Student who filed lawsuit arrives at court.

COLUMBIA, S.C. (WCIV) - A federal lawsuit was filed against the South Carolina High School League Wednesday morning to place a temporary restraining order on Friday night's game between Bluffton and Northwestern.

The emergency injunction was filed under Section 504 of the Rehabilitation Act of 1973, which protects participation of disabled people under the age of 22 in activities.

The filing made a special notation that proper legal representation was not present on behalf of the student and the school at the first SCHSL hearing in which the team was disqualified from playoffs.

"The issue at bar is unfortunately a public conundrum.
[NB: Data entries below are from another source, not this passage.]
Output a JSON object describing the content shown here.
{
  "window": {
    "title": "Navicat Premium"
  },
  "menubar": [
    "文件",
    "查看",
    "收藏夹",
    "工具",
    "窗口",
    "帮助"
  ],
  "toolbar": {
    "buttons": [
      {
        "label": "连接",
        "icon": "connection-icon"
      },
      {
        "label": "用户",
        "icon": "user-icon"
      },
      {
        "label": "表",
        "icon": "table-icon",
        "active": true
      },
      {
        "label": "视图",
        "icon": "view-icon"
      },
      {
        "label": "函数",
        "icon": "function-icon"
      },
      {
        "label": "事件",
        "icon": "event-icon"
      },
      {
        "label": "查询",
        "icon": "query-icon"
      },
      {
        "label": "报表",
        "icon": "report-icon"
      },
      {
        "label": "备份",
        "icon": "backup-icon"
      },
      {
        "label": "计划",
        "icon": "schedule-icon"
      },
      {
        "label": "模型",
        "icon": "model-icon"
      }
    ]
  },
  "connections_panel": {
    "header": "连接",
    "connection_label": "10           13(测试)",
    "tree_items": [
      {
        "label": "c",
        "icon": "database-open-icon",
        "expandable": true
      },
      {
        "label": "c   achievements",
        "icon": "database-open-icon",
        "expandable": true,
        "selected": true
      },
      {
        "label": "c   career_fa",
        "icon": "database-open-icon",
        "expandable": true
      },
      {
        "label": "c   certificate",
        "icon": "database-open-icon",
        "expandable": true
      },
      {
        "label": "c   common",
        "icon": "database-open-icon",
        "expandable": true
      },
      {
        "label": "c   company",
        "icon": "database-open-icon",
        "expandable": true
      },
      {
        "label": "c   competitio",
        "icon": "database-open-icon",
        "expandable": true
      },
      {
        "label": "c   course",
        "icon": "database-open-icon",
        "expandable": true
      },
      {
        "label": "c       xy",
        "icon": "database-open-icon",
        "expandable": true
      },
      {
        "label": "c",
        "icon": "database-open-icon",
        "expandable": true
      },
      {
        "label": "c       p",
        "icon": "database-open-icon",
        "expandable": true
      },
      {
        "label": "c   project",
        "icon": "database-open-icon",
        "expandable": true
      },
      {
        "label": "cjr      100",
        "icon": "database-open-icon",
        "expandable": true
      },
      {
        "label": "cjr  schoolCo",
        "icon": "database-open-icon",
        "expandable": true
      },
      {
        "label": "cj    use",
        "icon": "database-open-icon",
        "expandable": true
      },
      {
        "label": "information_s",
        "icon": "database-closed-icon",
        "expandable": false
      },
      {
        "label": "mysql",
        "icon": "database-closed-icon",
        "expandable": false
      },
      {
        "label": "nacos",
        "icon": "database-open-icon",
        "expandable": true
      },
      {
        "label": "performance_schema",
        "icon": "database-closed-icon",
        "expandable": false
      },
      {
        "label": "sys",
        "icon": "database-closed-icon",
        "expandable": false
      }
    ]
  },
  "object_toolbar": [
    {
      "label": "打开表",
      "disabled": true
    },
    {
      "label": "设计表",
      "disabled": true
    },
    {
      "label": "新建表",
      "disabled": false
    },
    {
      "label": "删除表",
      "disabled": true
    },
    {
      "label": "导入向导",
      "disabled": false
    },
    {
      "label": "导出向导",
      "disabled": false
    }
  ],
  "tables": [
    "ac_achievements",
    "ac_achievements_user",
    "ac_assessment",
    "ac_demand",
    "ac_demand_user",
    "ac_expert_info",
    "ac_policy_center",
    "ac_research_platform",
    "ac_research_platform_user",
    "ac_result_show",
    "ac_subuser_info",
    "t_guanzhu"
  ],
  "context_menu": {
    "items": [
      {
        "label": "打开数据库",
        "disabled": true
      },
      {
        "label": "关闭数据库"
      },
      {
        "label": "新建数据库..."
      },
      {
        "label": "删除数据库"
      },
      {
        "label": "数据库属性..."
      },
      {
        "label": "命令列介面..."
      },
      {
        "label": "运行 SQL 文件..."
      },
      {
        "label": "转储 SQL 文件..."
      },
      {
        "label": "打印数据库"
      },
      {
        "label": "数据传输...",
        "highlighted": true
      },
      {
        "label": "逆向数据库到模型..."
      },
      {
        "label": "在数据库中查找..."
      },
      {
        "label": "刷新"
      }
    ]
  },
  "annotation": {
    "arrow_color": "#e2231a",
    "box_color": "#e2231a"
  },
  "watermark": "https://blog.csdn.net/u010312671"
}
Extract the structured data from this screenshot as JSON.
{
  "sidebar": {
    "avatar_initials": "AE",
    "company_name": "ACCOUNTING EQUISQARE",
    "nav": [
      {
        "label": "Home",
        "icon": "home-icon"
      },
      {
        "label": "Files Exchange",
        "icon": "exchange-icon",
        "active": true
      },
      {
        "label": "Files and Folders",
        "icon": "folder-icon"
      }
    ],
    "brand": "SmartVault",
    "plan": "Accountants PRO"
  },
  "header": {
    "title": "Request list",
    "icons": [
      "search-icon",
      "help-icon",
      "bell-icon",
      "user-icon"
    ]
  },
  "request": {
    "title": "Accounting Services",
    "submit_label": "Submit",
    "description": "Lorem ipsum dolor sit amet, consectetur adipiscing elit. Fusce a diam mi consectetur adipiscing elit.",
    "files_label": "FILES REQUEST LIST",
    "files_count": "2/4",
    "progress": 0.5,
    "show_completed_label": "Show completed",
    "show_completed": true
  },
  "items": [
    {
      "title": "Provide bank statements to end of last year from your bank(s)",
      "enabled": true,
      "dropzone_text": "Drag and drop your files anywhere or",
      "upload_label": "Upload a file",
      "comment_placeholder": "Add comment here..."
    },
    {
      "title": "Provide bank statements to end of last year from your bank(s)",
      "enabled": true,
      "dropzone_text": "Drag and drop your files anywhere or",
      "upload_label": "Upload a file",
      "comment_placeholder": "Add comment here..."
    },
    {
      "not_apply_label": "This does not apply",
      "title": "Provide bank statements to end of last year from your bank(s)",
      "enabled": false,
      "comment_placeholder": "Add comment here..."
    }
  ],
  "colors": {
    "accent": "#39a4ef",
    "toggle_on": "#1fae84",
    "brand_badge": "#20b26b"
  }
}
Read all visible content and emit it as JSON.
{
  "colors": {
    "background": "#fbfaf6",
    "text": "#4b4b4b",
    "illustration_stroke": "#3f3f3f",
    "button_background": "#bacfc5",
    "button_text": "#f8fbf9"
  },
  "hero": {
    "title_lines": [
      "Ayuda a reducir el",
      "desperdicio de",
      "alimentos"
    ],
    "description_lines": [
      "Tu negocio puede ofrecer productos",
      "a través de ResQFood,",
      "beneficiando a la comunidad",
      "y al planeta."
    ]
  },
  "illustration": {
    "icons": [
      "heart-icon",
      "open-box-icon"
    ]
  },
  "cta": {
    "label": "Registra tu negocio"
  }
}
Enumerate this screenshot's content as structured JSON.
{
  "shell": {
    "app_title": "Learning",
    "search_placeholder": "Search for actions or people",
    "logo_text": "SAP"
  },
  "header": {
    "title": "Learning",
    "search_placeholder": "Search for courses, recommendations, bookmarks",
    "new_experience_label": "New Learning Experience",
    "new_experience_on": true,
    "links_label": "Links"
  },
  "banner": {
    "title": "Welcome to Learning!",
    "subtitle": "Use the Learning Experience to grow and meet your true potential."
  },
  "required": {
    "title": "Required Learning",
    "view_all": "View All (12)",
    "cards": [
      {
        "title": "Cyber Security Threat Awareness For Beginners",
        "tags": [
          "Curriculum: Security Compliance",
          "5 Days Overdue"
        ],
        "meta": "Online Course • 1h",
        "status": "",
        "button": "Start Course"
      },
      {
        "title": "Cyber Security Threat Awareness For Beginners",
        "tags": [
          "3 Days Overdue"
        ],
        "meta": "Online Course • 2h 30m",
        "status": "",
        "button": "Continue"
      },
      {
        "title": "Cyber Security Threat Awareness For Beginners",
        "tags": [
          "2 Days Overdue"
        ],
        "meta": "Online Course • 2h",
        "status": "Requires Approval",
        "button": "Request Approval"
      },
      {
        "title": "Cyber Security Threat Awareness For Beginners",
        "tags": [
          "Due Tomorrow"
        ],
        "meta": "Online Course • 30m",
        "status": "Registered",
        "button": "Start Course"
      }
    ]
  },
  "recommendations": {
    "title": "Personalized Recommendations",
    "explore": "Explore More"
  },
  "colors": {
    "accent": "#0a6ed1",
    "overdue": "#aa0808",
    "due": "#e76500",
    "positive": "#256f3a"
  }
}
However, it appears to be solvable with an equitable and logical analysis of facts in relation to Section 504. Plaintiff believes that objective policies enforcing guidelines created by Defendant relating to eligibility of student athlete participation have unfortunately evolved in a manner that disregards a practical subjective view to student-athletes with disabilities," the lawsuit reads.

READ THE FILINGS: Certificate of Service and Lawsuit

The lawsuit states that the student, who has been identified as John Doe through the duration of the hearings, is disabled and protected under the Rehabilitation Act; that he is "otherwise qualified" in high school sports; that he was excluded from participation based only on the reason of his disability; and that the SCHSL receives federal assistance.

The filing also identified John Doe for the first time since the case started as Justice Roemello Rogers.

The case is being argued for the plaintiff by Jason T. Moss and J. Steven Huggins of Moss and Associates.

The proceeding is slated to be heard at 2 p.m. Wednesday in the Charleston district by Judge Charles Weston Houck, but that may be delayed while court officials gather the vested parties.

As news spread of the federal case filing, members of the Goose Creek High School football team have taken to Twitter to comment on the case.

"People still fighting for us, (Goose Creek) has so much support. That's what happens when you do things the right way," tweeted Rico Blanding, a senior fullback.

Houck is the same judge who forced The Citadel to take Shannon Faulkner as a new cadet in the 1990s.

Federal court prohibits the use of electronic devices in its courtrooms. ABCNews4 requested special access to get an iPad into the courtroom for Wednesday's hearing. That request was denied.

The hearing, however, is open to the public. It will be held at the Charleston Federal Courthouse at 85 Broad St. in downtown Charleston. The case is being heard in Courtroom 4.

Wednesday will mark the second appearance in court for representatives of the Goose Creek football team. Attorneys and administrators successfully convinced a judge last Friday to issue a temporary restraining order and allow the team to play until the SCHSL could go back and re-examine the case.

In both hearings before the SCHSL, the school's appeals to have the disqualifications overturned were denied in lop-sided votes. On Monday, the SCHSL committee hearing the case ruled 12-2 against the school.

School officials said Tuesday they had exhausted all options to move forward with the case and were stopping their efforts.

Stay with ABCNews4 for more on this developing story.